[What you have to do] Pick out each line below containing "border".
*** Data records ***
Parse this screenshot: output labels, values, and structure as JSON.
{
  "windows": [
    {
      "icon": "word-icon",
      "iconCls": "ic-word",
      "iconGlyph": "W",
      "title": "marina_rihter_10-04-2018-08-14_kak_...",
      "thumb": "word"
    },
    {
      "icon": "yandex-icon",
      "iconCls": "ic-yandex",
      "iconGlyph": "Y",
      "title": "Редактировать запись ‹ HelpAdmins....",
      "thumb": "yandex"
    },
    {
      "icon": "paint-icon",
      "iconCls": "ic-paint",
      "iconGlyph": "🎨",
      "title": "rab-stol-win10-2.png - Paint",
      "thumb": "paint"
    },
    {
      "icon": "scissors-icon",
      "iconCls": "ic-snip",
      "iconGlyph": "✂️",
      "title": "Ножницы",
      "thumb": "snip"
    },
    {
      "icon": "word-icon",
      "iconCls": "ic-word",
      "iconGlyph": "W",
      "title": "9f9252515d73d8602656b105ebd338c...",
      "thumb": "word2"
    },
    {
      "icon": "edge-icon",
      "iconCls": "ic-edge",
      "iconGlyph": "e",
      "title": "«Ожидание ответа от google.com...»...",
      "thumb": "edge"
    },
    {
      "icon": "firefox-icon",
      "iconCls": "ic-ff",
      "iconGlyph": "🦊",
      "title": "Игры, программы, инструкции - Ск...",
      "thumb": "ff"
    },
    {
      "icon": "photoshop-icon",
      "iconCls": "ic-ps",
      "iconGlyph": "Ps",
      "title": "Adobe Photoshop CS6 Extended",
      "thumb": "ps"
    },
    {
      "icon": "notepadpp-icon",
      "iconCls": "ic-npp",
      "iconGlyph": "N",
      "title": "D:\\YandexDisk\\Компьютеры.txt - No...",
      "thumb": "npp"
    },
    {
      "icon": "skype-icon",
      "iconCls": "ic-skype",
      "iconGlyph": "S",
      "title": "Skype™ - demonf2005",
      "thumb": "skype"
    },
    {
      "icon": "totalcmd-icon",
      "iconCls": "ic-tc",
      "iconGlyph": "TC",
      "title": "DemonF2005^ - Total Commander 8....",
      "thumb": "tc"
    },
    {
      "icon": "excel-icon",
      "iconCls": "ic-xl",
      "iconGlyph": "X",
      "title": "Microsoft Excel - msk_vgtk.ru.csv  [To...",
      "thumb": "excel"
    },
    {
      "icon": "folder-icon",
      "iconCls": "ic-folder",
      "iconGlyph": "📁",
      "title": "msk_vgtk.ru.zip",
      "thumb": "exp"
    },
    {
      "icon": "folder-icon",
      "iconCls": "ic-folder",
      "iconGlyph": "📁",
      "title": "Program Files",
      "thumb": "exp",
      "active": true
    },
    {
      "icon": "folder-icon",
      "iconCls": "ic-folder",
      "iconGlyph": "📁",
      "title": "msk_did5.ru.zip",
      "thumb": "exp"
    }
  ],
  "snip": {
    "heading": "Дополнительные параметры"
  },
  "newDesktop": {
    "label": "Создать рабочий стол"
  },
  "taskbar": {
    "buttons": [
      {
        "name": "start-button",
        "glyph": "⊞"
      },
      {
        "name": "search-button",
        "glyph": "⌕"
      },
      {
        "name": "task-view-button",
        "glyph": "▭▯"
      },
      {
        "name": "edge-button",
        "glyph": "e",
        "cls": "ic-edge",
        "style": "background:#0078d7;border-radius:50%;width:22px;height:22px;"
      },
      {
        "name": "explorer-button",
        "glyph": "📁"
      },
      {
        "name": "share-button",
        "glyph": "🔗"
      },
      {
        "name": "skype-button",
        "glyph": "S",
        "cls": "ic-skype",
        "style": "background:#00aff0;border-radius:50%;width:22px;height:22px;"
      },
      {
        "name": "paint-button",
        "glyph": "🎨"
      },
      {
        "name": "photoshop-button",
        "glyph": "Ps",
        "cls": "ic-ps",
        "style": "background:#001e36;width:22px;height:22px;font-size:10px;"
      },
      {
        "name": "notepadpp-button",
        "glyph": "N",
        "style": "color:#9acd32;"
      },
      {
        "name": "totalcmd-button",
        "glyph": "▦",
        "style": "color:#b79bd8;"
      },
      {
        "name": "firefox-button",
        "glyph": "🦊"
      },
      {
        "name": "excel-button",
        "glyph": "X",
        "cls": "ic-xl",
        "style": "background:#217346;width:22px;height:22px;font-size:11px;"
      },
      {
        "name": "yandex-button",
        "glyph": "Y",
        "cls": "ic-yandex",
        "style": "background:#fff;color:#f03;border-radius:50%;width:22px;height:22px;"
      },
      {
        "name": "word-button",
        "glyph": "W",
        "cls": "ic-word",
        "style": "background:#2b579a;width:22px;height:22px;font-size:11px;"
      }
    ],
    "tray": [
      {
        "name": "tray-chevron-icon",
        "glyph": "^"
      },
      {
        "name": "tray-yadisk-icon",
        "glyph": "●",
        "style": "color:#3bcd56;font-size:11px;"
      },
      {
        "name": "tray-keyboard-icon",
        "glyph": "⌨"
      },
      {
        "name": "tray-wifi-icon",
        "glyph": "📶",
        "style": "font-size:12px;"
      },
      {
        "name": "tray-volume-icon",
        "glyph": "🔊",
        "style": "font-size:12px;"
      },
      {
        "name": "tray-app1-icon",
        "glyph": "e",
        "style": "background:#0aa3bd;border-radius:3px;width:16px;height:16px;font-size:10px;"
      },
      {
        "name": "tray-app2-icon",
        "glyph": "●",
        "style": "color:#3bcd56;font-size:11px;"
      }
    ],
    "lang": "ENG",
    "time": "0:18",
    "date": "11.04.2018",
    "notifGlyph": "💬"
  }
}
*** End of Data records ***
[Worked solution]
        "style": "background:#0078d7;border-radius:50%;width:22px;height:22px;"
        "style": "background:#00aff0;border-radius:50%;width:22px;height:22px;"
        "style": "background:#fff;color:#f03;border-radius:50%;width:22px;height:22px;"
        "style": "background:#0aa3bd;border-radius:3px;width:16px;height:16px;font-size:10px;"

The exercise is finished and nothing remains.